Young Adult Cancer Survivors: Normal Doesn’t Exist After Battling Cancer

Young Adult Cancer Survivors: Normal Doesn’t Exist After Battling Cancer


According to the Australian Institute of Health and Welfare, most Australian adolescents and young adult cancer patients will survive for many years past the completion of their treatment.

While it is a huge relief to finish treatment, it may also be stressful and challenging for you as a young patient to progress to the next phase of your life. Cancer changes you and disrupts the life transitions that you would typically go through as a young adult. After treatment ends, it is not a simple case of returning to the way things used to be. You are likely to see life in a different way, and your goals and priorities may change as a result. You may have conflicting emotions such as happiness over the end of treatment, fear of cancer returning or sadness at the loss of the ‘safe bubble’ of treatment. You may be concerned about no longer ‘fitting in’ with your previous peer groups, or upset that you cannot do some of the things that you used to do. It takes time to adapt to new routines, and some long-term side effects such as fatigue may take time to dissipate as well.

Canteen recommends starting the next phase of your life by creating a ‘new normal’. That may involve changes to what you do, your goals and priorities. Examples include:

  • focussing on the present and be positive about the future
  • embracing life and celebrating milestones such as birthdays, anniversaries and graduations
  • accepting the emotions that come with survivorship through things like anniversaries of diagnosis, or the deaths of other cancer patients
  • joining a cancer support group or program such as Canteen’s online community so you can connect with other young people who went through what you’ve been through

Cancer.Net also recommends:

  • talking about how you are feeling
  • writing in a journal
  • helping other young adults with cancer by sharing what you have learned
  • doing things you enjoy, or exploring new activities and trying to master new skills

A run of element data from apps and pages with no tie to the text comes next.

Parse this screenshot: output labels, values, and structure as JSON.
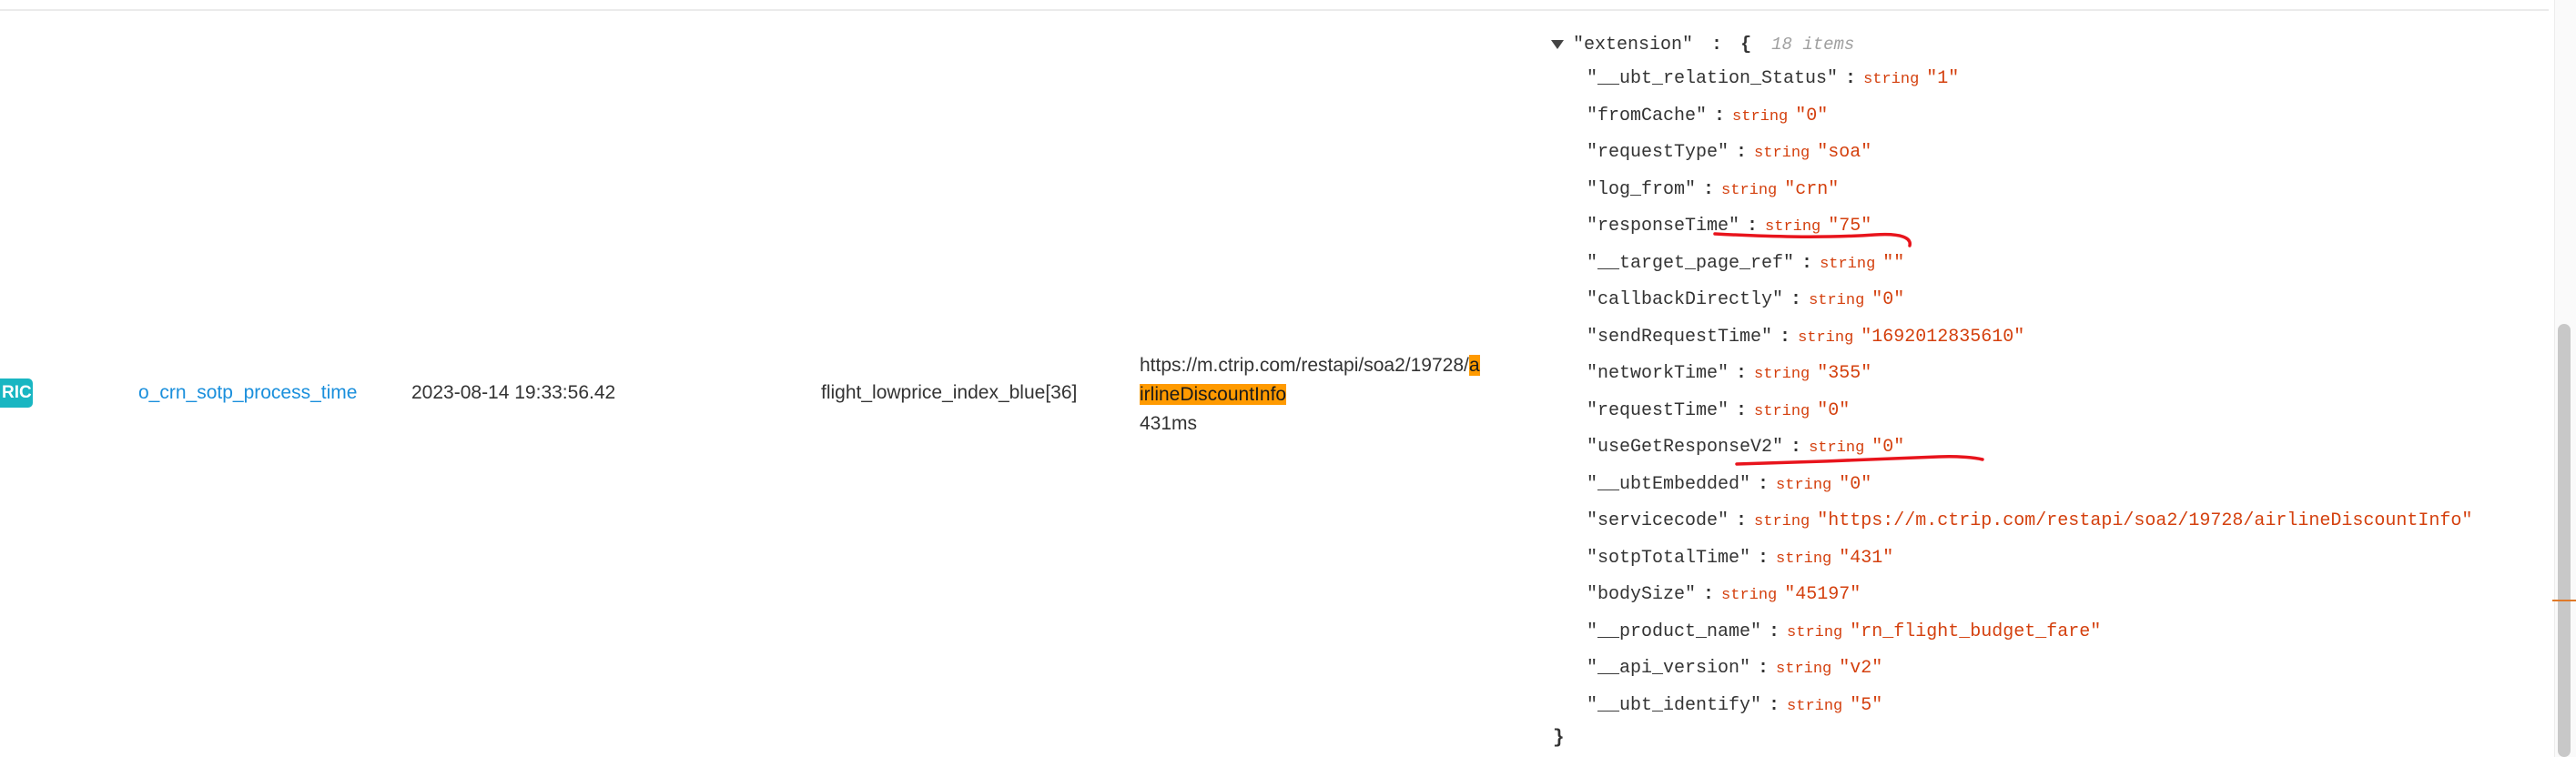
{
  "row": {
    "tag": "RIC",
    "event": "o_crn_sotp_process_time",
    "timestamp": "2023-08-14 19:33:56.42",
    "page": "flight_lowprice_index_blue[36]",
    "url_prefix": "https://m.ctrip.com/restapi/soa2/19728/",
    "url_highlight_a": "a",
    "url_highlight_b": "irlineDiscountInfo",
    "duration": "431ms"
  },
  "json_viewer": {
    "root_key": "\"extension\"",
    "open_brace": "{",
    "close_brace": "}",
    "colon": ":",
    "item_count": "18 items",
    "type_label": "string",
    "entries": [
      {
        "key": "\"__ubt_relation_Status\"",
        "value": "\"1\""
      },
      {
        "key": "\"fromCache\"",
        "value": "\"0\""
      },
      {
        "key": "\"requestType\"",
        "value": "\"soa\""
      },
      {
        "key": "\"log_from\"",
        "value": "\"crn\""
      },
      {
        "key": "\"responseTime\"",
        "value": "\"75\""
      },
      {
        "key": "\"__target_page_ref\"",
        "value": "\"\""
      },
      {
        "key": "\"callbackDirectly\"",
        "value": "\"0\""
      },
      {
        "key": "\"sendRequestTime\"",
        "value": "\"1692012835610\""
      },
      {
        "key": "\"networkTime\"",
        "value": "\"355\""
      },
      {
        "key": "\"requestTime\"",
        "value": "\"0\""
      },
      {
        "key": "\"useGetResponseV2\"",
        "value": "\"0\""
      },
      {
        "key": "\"__ubtEmbedded\"",
        "value": "\"0\""
      },
      {
        "key": "\"servicecode\"",
        "value": "\"https://m.ctrip.com/restapi/soa2/19728/airlineDiscountInfo\""
      },
      {
        "key": "\"sotpTotalTime\"",
        "value": "\"431\""
      },
      {
        "key": "\"bodySize\"",
        "value": "\"45197\""
      },
      {
        "key": "\"__product_name\"",
        "value": "\"rn_flight_budget_fare\""
      },
      {
        "key": "\"__api_version\"",
        "value": "\"v2\""
      },
      {
        "key": "\"__ubt_identify\"",
        "value": "\"5\""
      }
    ]
  },
  "colors": {
    "tag_bg": "#19b6c2",
    "link": "#1a8fdc",
    "highlight": "#ff9a00",
    "json_value": "#d4400e",
    "annotation": "#e8141c"
  }
}
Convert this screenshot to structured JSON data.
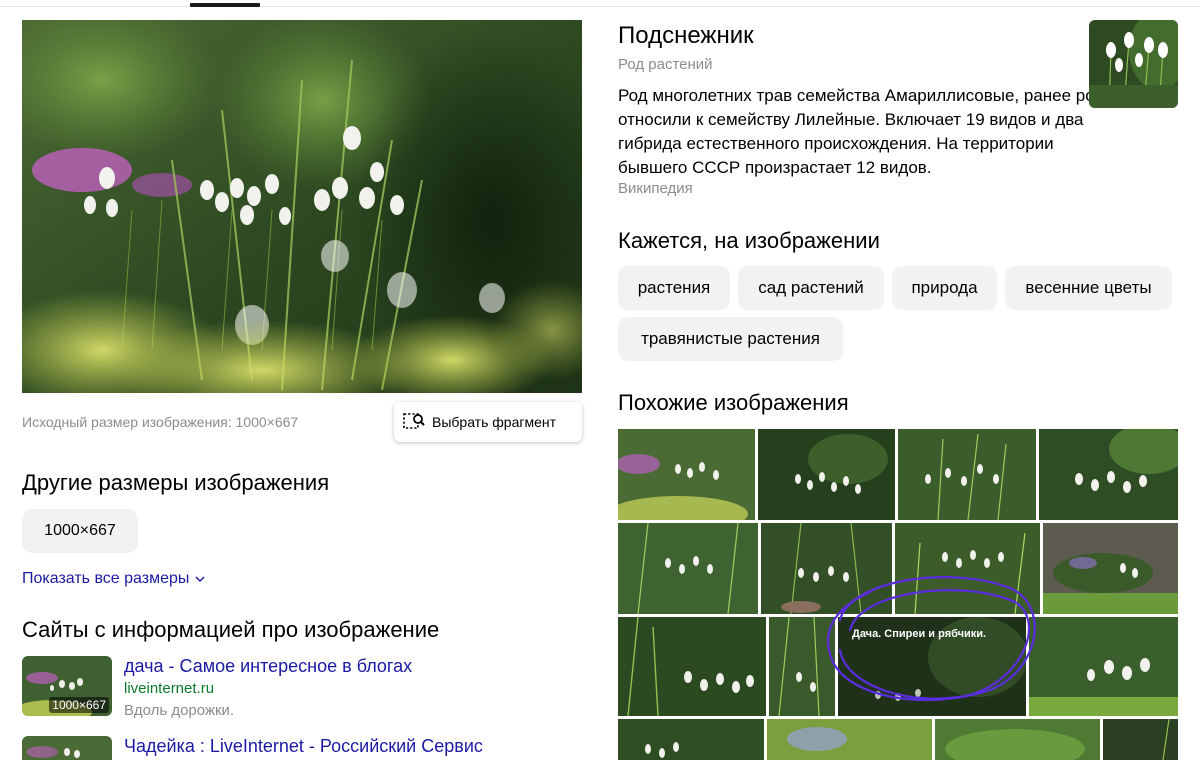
{
  "main": {
    "original_size_text": "Исходный размер изображения: 1000×667",
    "pick_fragment_label": "Выбрать фрагмент",
    "other_sizes_heading": "Другие размеры изображения",
    "size_options": [
      "1000×667"
    ],
    "show_all_sizes": "Показать все размеры",
    "sites_heading": "Сайты с информацией про изображение",
    "sites": [
      {
        "title": "дача - Самое интересное в блогах",
        "domain": "liveinternet.ru",
        "description": "Вдоль дорожки.",
        "thumb_size": "1000×667"
      },
      {
        "title": "Чадейка : LiveInternet - Российский Сервис",
        "domain": "",
        "description": "",
        "thumb_size": ""
      }
    ]
  },
  "entity": {
    "title": "Подснежник",
    "subtitle": "Род растений",
    "description": "Род многолетних трав семейства Амариллисовые, ранее род относили к семейству Лилейные. Включает 19 видов и два гибрида естественного происхождения. На территории бывшего СССР произрастает 12 видов.",
    "source": "Википедия"
  },
  "tags": {
    "heading": "Кажется, на изображении",
    "items": [
      "растения",
      "сад растений",
      "природа",
      "весенние цветы",
      "травянистые растения"
    ]
  },
  "similar": {
    "heading": "Похожие изображения",
    "caption": "Дача. Спиреи и рябчики.",
    "annotation_color": "#5a2ee0"
  },
  "colors": {
    "link": "#1a1aa3",
    "domain": "#0a7a2a",
    "muted": "#8c8c8c",
    "chip_bg": "#f2f2f4"
  },
  "icons": {
    "pick_fragment": "crop-select-icon",
    "show_all": "chevron-down-icon"
  }
}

Transitioning to a new normal can be scary, but it is also an opportunity if you choose to embrace it. As Matilda, a young cancer survivor, says: “Cancer sucks all the time, but beating cancer, surviving cancer and realising your strength is so amazingly good.” She thanks cancer for slowing her down, for teaching her what is truly important in life, for giving her courage to do things she never thought she would or knew how, for opening her eyes to all there is to be grateful for and for giving her a new lease on life. Rather than trying to go back to being the old Matilda, she moves forward and makes an impact each day, however big or small.

Vikki, another young survivor, decided to take a break from ‘reality’ to plan her new way forward after completing treatment. She sought out virtual counselling to combat her fears, and learned about self-care and love in the process. Her new mission is to seek out ways to take care of herself while trying to help others. She says “every day is now a new journey as I wake up to life, not depression or sadness”.

Catherine has been volunteering with Peter MacCallum Cancer Centre since 2017, and joined Solaris Cancer Care as a blog writer in early August 2020. She cared for her father and her husband with cancer, and the experiences changed her life. Catherine developed a passion for researching all matters relating to cancer during her husband’s fight, and is keen to continue building on her knowledge and using it to help others.